SQL SELECT INTO Query: The Complete Guide
The SELECT INTO statement copies the data from one table into the new table.
SQL SELECT INTO Statement
SQL SELECT INTO is used to create a table from an existing table by copying the contents of the current table to the new table. The critical point to note here is that the column and data type must be the same. SELECT INTO copies data from one table into a new table. SELECT INTO creates a new table located in the default filegroup.
See the following syntax.
Select column(s) INTO new_table from old_table_name where(condition).
- Column(s): Name the columns we want to copy.
- INTO: This is a keyword used to perform the copy operation.
- New_table: Name of the new table which will be created.
- Old_table_name: Name of the old table from where we are copying.
- Where(condition): This is used for imposing conditions into the select statement.
When using the select into a statement, the new_table should not exist. If it does already, then the user must have to drop it; otherwise, it will raise an error.
Let’s clear the above syntax with an example.
Consider table: (Students).
See the following query.
Copying all the contents to the new table.
Select * INTO new_students from students;
In this query, all the contents of the students’ table will be copied to the new_students table.
Copying a new table to the database.
Select * INTO new_students IN ‘sample.mdb’ FROM students;
In this, all the contents of the students’ table will be copied to the new_students table later, which will be copied to another database named sample. Finally, the new_students table will be stored in the MS Access database extension.
For Copying Selected Columns.
Select Roll, Name INTO new_students from students;
In this Roll and Name columns are copied to the new table new_students.
For copying specific rows from columns.
Select Roll, Name INTO new_students from students where name like ‘S%’;
In this query, Shubh, Shouvik, and Shivam under the column named Name are copied to a new table named new_students. We have used the wildcard characters.
If the where clause does not return any data in the above query, then an empty new table is created.
SELECT INTO creates a new table located in the default filegroup.
SELECT INTO Statement with IN Clause
One can use the SELECT INTO command in conjunction with the IN clause for copying the table into another database. See the following example.
SELECT * INTO new_students IN 'Backup.db' FROM students;
This will create a copy of the new_students table in the MS Access database extension.
SELECT INTO Statement: Copy Selected Columns
If you want to copy the few columns of the table, below is an example.

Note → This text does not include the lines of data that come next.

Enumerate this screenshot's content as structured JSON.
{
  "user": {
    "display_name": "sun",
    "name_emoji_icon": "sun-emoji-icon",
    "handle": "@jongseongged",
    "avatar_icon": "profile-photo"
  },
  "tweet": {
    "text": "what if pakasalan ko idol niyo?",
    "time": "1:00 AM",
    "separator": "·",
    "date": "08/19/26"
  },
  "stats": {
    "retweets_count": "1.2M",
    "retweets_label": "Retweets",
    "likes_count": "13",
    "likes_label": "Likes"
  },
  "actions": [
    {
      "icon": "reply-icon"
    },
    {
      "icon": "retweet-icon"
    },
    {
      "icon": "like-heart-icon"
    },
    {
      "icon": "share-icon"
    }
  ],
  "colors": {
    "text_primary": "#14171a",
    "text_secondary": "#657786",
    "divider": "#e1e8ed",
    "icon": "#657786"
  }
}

SELECT Roll, Name INTO new_students FROM students
SELECT INTO Statement: Select Specific Rows
SQL TOP CLAUSE Output
All these three commands would give the following results in the respective database.
SELECT name, city INTO new_students FROM students WHERE city='Patna';
That’s it for this tutorial.